[Twisted-web] Sessions and Authentication for Web2

glyph at divmod.com glyph at divmod.com
Thu Nov 17 04:47:27 MST 2005

On Wed, 16 Nov 2005 13:48:12 -0500, "Clark C. Evans" <cce at clarkevans.com> wrote:

>We had a chat on IRC today, and a few random notes/ideas emerged:
>  a) There was a strong preference to keep Session and Authentication
>     completely separate.  Currently Nevow's Guard mixes the two and
>     thus is overly complicated and non-modular.  Nevow also uses
>     Componentized, which is depreciated (in favor of... ?)
>     http://divmod.org/trac/browser/trunk/Nevow/nevow/guard.py
>     http://divmod.org/trac/browser/import/Nevow/sandbox/mg/guarded/guard.py

I'm not sure what "completely separate" means in this context.  I don't think I agree, although I'm not sure about the specifics of the implementation.  I do think that there should be no public session-management API divorced from authentication though.

The use of getSession() is a mistake in every single case where it's used, except those in guard itself.  What resource you're viewing should implicitly represent what session you are talking to.  The whole idea of a session is entirely internal state that should not be exposed to the user.  What it amounts to is a rewrite of Python's argument-passing convention, used to pass stuff in an implicit, out-of-band way that's hard to document and impossible to test for.  All the discussion of Componentized and Context and all these other objects that are pretty much just different names for a free-form dictionary are indications that session-management == encapsulation violation, if it's exposed to the user.

Every session is associated with a user.  The representation of the session is the top of the resource tree.  If you need to persist information about the session, your resource tree should be pointed at a persistence system of some kind.  Perhaps the session manager should have better/more explicit support for simultaneous distinct sessions; in the case of anonymous sessions that would certainly be helpful.

As JP stipulated, this all *must* go through cred.  A separate session interface is unacceptable.  It is already hard enough managing the insanity of HTTP in a multi-protocol server.

I am aware that this is not how "most" appservers do things.  However, "most" appservers also spawn hundreds of threads, and operate by putting conditional structures in a special-purpose scripting language into templates.  Add "exposed session interface" to the list of common design mistakes :).

All that said, I don't think that your requirements are wrong, and I do think that the implementation specifics of the Nevow session initiation implementation are pretty bad, and they are mostly my fault.

>  c) Exarkun expressed a strong (ok, mandatory) preference for the
>     use of tw.cred in any Authentication solution.  However, it was
>     noted that tw.cred does not allow for challenge-response
>     authentication mechanisms (which all of mine are).  Specific
>     examples were noted: twisted.protocols.sip, SASL, OTP

Hmm.  How did you get this idea?  Cred's design was specifically to facilitate challenge-response authentication.  That's why login() takes credentials and returns a Deferred.  The assumption is that the credentials object will encapsulate whatever facets of the user's connection are required to do the negotiation process.

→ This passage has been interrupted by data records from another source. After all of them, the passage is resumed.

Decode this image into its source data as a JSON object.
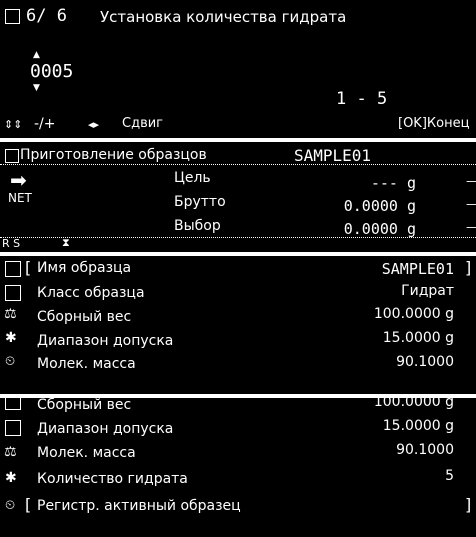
{
  "screen1": {
    "counter": "6/ 6",
    "title": "Установка количества гидрата",
    "value": "0005",
    "range": "1 - 5",
    "hint_change": "-/+",
    "hint_shift": "Сдвиг",
    "ok_key": "OK",
    "ok_label": "Конец"
  },
  "screen2": {
    "title": "Приготовление образцов",
    "sample": "SAMPLE01",
    "net_label": "NET",
    "rows": [
      {
        "label": "Цель",
        "value": "--- g"
      },
      {
        "label": "Брутто",
        "value": "0.0000 g"
      },
      {
        "label": "Выбор",
        "value": "0.0000 g"
      }
    ],
    "status": "R S"
  },
  "screen3": {
    "rows": [
      {
        "label": "Имя образца",
        "value": "SAMPLE01"
      },
      {
        "label": "Класс образца",
        "value": "Гидрат"
      },
      {
        "label": "Сборный вес",
        "value": "100.0000 g"
      },
      {
        "label": "Диапазон допуска",
        "value": "15.0000 g"
      },
      {
        "label": "Молек. масса",
        "value": "90.1000"
      }
    ]
  },
  "screen4": {
    "rows": [
      {
        "label": "Сборный вес",
        "value": "100.0000 g"
      },
      {
        "label": "Диапазон допуска",
        "value": "15.0000 g"
      },
      {
        "label": "Молек. масса",
        "value": "90.1000"
      },
      {
        "label": "Количество гидрата",
        "value": "5"
      },
      {
        "label": "Регистр. активный образец",
        "value": ""
      }
    ]
  }
}
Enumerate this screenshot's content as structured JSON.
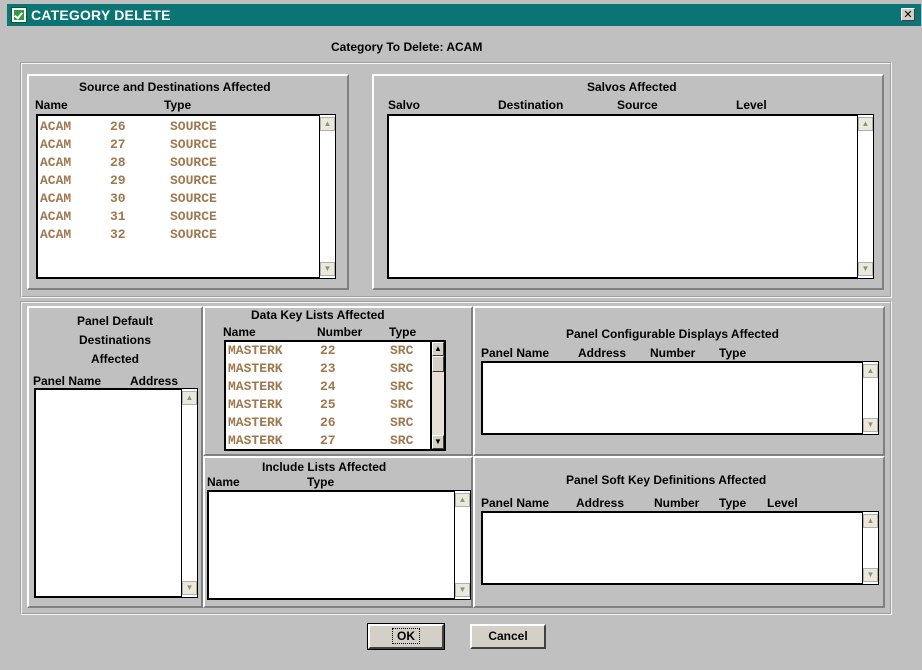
{
  "window": {
    "title": "CATEGORY DELETE",
    "close_glyph": "✕"
  },
  "category_line": "Category To Delete: ACAM",
  "source_dest": {
    "title": "Source and Destinations Affected",
    "col_name": "Name",
    "col_type": "Type",
    "rows": [
      {
        "name": "ACAM",
        "number": "26",
        "type": "SOURCE"
      },
      {
        "name": "ACAM",
        "number": "27",
        "type": "SOURCE"
      },
      {
        "name": "ACAM",
        "number": "28",
        "type": "SOURCE"
      },
      {
        "name": "ACAM",
        "number": "29",
        "type": "SOURCE"
      },
      {
        "name": "ACAM",
        "number": "30",
        "type": "SOURCE"
      },
      {
        "name": "ACAM",
        "number": "31",
        "type": "SOURCE"
      },
      {
        "name": "ACAM",
        "number": "32",
        "type": "SOURCE"
      }
    ]
  },
  "salvos": {
    "title": "Salvos  Affected",
    "col_salvo": "Salvo",
    "col_destination": "Destination",
    "col_source": "Source",
    "col_level": "Level"
  },
  "panel_default": {
    "title_line1": "Panel Default",
    "title_line2": "Destinations",
    "title_line3": "Affected",
    "col_panel_name": "Panel Name",
    "col_address": "Address"
  },
  "data_key": {
    "title": "Data Key Lists Affected",
    "col_name": "Name",
    "col_number": "Number",
    "col_type": "Type",
    "rows": [
      {
        "name": "MASTERK",
        "number": "22",
        "type": "SRC"
      },
      {
        "name": "MASTERK",
        "number": "23",
        "type": "SRC"
      },
      {
        "name": "MASTERK",
        "number": "24",
        "type": "SRC"
      },
      {
        "name": "MASTERK",
        "number": "25",
        "type": "SRC"
      },
      {
        "name": "MASTERK",
        "number": "26",
        "type": "SRC"
      },
      {
        "name": "MASTERK",
        "number": "27",
        "type": "SRC"
      }
    ]
  },
  "include_lists": {
    "title": "Include Lists Affected",
    "col_name": "Name",
    "col_type": "Type"
  },
  "panel_config": {
    "title": "Panel Configurable Displays Affected",
    "col_panel_name": "Panel Name",
    "col_address": "Address",
    "col_number": "Number",
    "col_type": "Type"
  },
  "panel_softkey": {
    "title": "Panel Soft Key Definitions Affected",
    "col_panel_name": "Panel Name",
    "col_address": "Address",
    "col_number": "Number",
    "col_type": "Type",
    "col_level": "Level"
  },
  "buttons": {
    "ok": "OK",
    "cancel": "Cancel"
  },
  "icons": {
    "window_icon": "green-check-icon",
    "scroll_up": "scroll-up-arrow-icon",
    "scroll_down": "scroll-down-arrow-icon"
  }
}
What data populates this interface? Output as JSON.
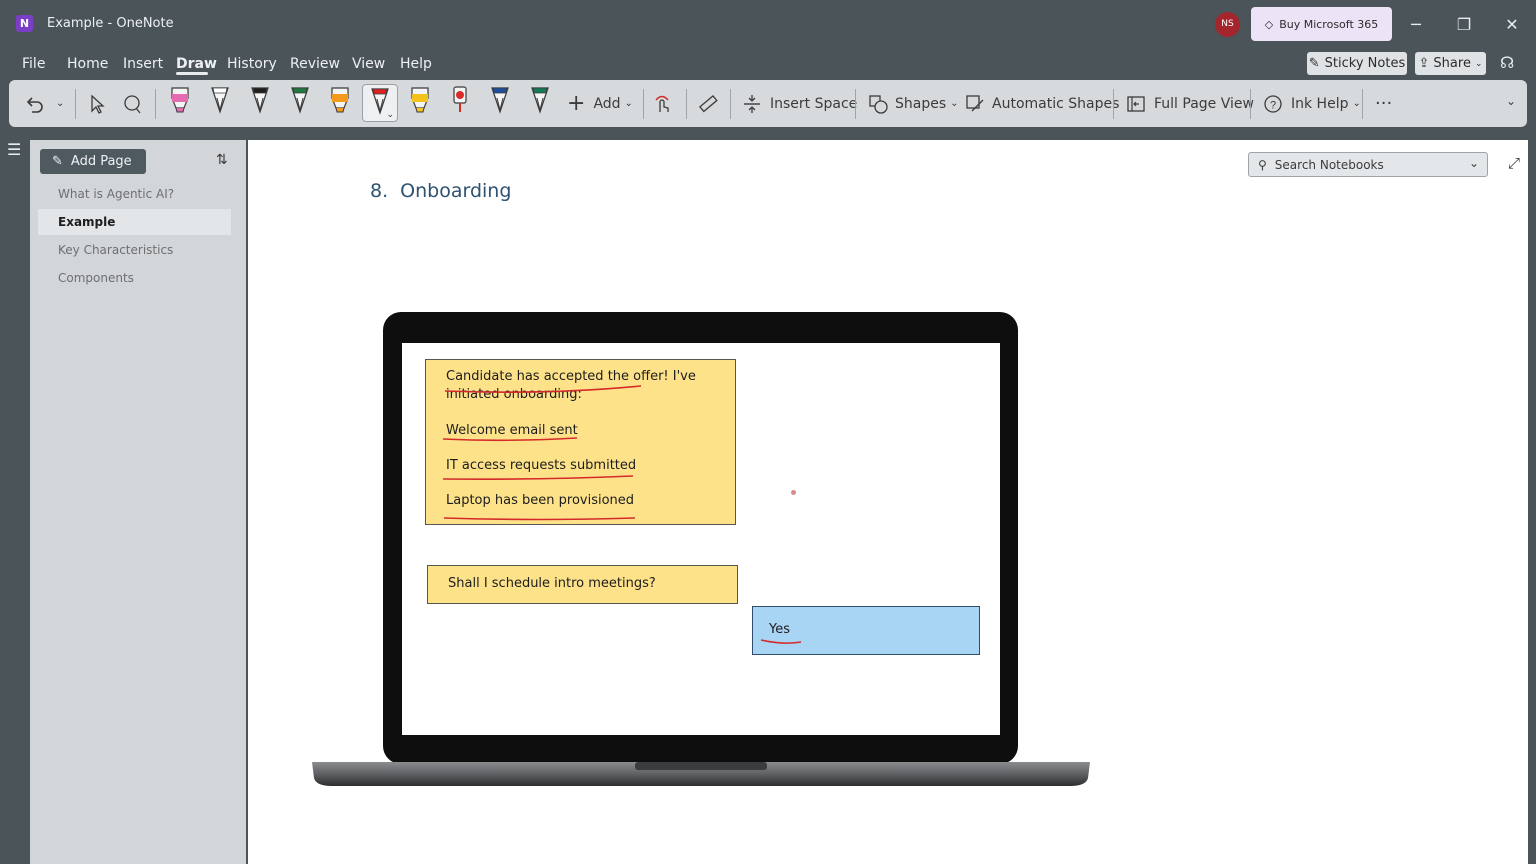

Again, this may be a place that Nevow's current session-initialization strategy falls down; IIRC it wouldn't allow for that Deferred to be fired by multiple different web-page hits, since it is a Deferred which is expected to itself return a Resource.  That's a limitation of guard though, not cred.

>  d) There was talk that the Session manager should actually be
>     a filter on the Response object; so that it can rewite paths
>     and/or inject cookies as needed before the response is sent.
>     This seems a bit complicated, no?

Seems so to me.  Then again, the implementation specifics of the session manager are often pretty horrible.  This is another major reason that I think that the API for sessions should be kept as far away from the user as possible.

>  e) I can probalby help in some ways, but I'm not a Twisted expert.
>     I could continue to collect requirements and post; but I have
>     short term deadlines (as usual).  If you wish I could put two
>     files in twisted.web2, marked 'experimental':
>        session.py    This would contain session manager, how ever
>                      it is eventually implemented.
>        guard.py      This would contain the gule to link tw.cred
>                      to web2.

web2 is itself experimental, and you are taking a risk by doing work with short-term deadlines on something unfinished.  Keep in mind that if these files are determined to be a bad idea later, they may be removed without warning and without regard for your project or deadlines.  You may want to work in a branch to provide yourself (and your employer) with some guarantee of stability.

More information about the Twisted-web mailing list